The motivations to conduct R&D are diverse and include both the potential for profit as well as the desire to expand scientific knowledge. The individuals who engage in R&D and knowledge transfer are equally diverse and include staff working in commercial, government, and academic organizations as well as individual inventors and citizen scientists. As data permit, this report assesses the role and impact of contributions from academia, government, and industry, and of individuals working independently. The report also includes analyses of the geographical distribution of invention activities across the United States. Additionally, a sidebar highlights participation by citizen scientists in projects organized by federal government agencies. Finally, two additional sidebars are included. One examines open-source software (OSS) as an example of international collaboration on innovation, and the final sidebar considers how the COVID-19 pandemic has influenced innovation activities in the drive for the rapid development of vaccines.
For the first time, this report also includes three county-level machine readable public use data sets that can be downloaded to create analyses of U.S. patenting and trademarking. The patent data sets provide 23 years of county-level patent data tabulated for each of 35 technology areas based on the location of the inventor (File Supplemental Workbook INV-1) and based on the location of the patent owner (File Supplemental Workbook INV-2). The trademark dataset (File Supplemental Workbook INV-3) provides 23 years of county-level trademark data tabulated for each of 10 goods or services classifications based on the location of the trademark owner.

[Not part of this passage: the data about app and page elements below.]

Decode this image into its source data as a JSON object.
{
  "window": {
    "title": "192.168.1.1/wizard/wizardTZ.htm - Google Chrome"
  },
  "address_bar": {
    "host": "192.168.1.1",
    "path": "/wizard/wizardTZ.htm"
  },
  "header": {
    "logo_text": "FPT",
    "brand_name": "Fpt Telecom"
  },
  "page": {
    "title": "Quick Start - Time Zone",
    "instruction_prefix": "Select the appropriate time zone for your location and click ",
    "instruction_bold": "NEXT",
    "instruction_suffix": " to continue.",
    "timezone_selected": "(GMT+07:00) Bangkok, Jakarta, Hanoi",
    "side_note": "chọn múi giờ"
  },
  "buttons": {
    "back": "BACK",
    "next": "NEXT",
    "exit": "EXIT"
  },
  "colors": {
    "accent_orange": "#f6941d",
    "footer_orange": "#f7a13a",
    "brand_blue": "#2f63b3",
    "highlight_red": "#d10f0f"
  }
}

The major sections of the report describe the concepts of invention, knowledge transfer, and innovation in detail and present diverse indicators for each. The section on invention considers the entities that create potentially useful new products and processes, including national and international trends in invention output. The section on knowledge transfer examines the many ways in which knowledge created in one setting is refined and used in other settings, including the transfer of knowledge from universities into the commercial sector. Finally, the section on innovation examines a series of output indicators for innovation following an internationally comparable definition that has two parts: (1) an innovation is a new or improved product or process or combination of the two that differs significantly from the innovator’s previous products or processes, and (2) if a product, it has been made available to potential users, and if a process, it has been brought into use (OECD Eurostat 2018).